[Records drawn from a dataset]
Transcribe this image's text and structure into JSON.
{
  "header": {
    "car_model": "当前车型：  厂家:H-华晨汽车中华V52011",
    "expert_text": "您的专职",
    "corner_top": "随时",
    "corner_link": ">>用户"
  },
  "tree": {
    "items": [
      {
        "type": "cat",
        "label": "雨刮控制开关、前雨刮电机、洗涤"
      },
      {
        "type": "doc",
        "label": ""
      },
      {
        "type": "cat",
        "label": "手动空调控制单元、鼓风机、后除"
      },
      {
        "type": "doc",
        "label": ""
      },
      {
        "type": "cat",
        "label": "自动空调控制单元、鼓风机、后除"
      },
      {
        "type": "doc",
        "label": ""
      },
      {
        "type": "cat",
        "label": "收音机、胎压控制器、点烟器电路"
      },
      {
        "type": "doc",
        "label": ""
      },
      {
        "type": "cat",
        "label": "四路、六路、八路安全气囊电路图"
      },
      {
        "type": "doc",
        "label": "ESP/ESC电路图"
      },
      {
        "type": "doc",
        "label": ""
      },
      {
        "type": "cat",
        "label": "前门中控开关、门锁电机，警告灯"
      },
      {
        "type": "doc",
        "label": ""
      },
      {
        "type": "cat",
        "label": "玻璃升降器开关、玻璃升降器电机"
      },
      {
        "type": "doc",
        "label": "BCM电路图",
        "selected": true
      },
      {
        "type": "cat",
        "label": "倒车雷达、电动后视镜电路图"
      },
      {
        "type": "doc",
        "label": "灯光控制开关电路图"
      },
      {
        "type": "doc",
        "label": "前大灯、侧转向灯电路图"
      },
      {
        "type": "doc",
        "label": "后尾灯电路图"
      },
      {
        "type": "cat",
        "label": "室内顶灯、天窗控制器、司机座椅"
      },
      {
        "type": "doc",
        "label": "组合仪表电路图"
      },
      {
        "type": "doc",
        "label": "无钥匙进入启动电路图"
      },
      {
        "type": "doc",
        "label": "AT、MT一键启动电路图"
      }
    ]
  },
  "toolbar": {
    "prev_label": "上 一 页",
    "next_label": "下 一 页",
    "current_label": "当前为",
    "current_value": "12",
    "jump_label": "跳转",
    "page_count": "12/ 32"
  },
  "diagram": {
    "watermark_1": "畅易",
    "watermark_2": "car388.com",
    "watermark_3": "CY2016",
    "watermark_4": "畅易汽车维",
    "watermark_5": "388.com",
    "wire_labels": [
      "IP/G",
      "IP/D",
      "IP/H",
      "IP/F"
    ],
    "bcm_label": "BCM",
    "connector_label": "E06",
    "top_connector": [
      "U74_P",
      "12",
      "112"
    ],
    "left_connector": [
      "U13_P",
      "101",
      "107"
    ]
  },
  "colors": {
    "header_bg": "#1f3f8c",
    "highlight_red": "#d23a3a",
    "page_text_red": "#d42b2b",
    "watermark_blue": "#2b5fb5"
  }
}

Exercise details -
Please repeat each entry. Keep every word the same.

Result of the exercise -
Transcribe this image's text and structure into JSON.
{
  "header": {
    "car_model": "当前车型：  厂家:H-华晨汽车中华V52011",
    "expert_text": "您的专职",
    "corner_top": "随时",
    "corner_link": ">>用户"
  },
  "tree": {
    "items": [
      {
        "type": "cat",
        "label": "雨刮控制开关、前雨刮电机、洗涤"
      },
      {
        "type": "doc",
        "label": ""
      },
      {
        "type": "cat",
        "label": "手动空调控制单元、鼓风机、后除"
      },
      {
        "type": "doc",
        "label": ""
      },
      {
        "type": "cat",
        "label": "自动空调控制单元、鼓风机、后除"
      },
      {
        "type": "doc",
        "label": ""
      },
      {
        "type": "cat",
        "label": "收音机、胎压控制器、点烟器电路"
      },
      {
        "type": "doc",
        "label": ""
      },
      {
        "type": "cat",
        "label": "四路、六路、八路安全气囊电路图"
      },
      {
        "type": "doc",
        "label": "ESP/ESC电路图"
      },
      {
        "type": "doc",
        "label": ""
      },
      {
        "type": "cat",
        "label": "前门中控开关、门锁电机，警告灯"
      },
      {
        "type": "doc",
        "label": ""
      },
      {
        "type": "cat",
        "label": "玻璃升降器开关、玻璃升降器电机"
      },
      {
        "type": "doc",
        "label": "BCM电路图",
        "selected": true
      },
      {
        "type": "cat",
        "label": "倒车雷达、电动后视镜电路图"
      },
      {
        "type": "doc",
        "label": "灯光控制开关电路图"
      },
      {
        "type": "doc",
        "label": "前大灯、侧转向灯电路图"
      },
      {
        "type": "doc",
        "label": "后尾灯电路图"
      },
      {
        "type": "cat",
        "label": "室内顶灯、天窗控制器、司机座椅"
      },
      {
        "type": "doc",
        "label": "组合仪表电路图"
      },
      {
        "type": "doc",
        "label": "无钥匙进入启动电路图"
      },
      {
        "type": "doc",
        "label": "AT、MT一键启动电路图"
      }
    ]
  },
  "toolbar": {
    "prev_label": "上 一 页",
    "next_label": "下 一 页",
    "current_label": "当前为",
    "current_value": "12",
    "jump_label": "跳转",
    "page_count": "12/ 32"
  },
  "diagram": {
    "watermark_1": "畅易",
    "watermark_2": "car388.com",
    "watermark_3": "CY2016",
    "watermark_4": "畅易汽车维",
    "watermark_5": "388.com",
    "wire_labels": [
      "IP/G",
      "IP/D",
      "IP/H",
      "IP/F"
    ],
    "bcm_label": "BCM",
    "connector_label": "E06",
    "top_connector": [
      "U74_P",
      "12",
      "112"
    ],
    "left_connector": [
      "U13_P",
      "101",
      "107"
    ]
  },
  "colors": {
    "header_bg": "#1f3f8c",
    "highlight_red": "#d23a3a",
    "page_text_red": "#d42b2b",
    "watermark_blue": "#2b5fb5"
  }
}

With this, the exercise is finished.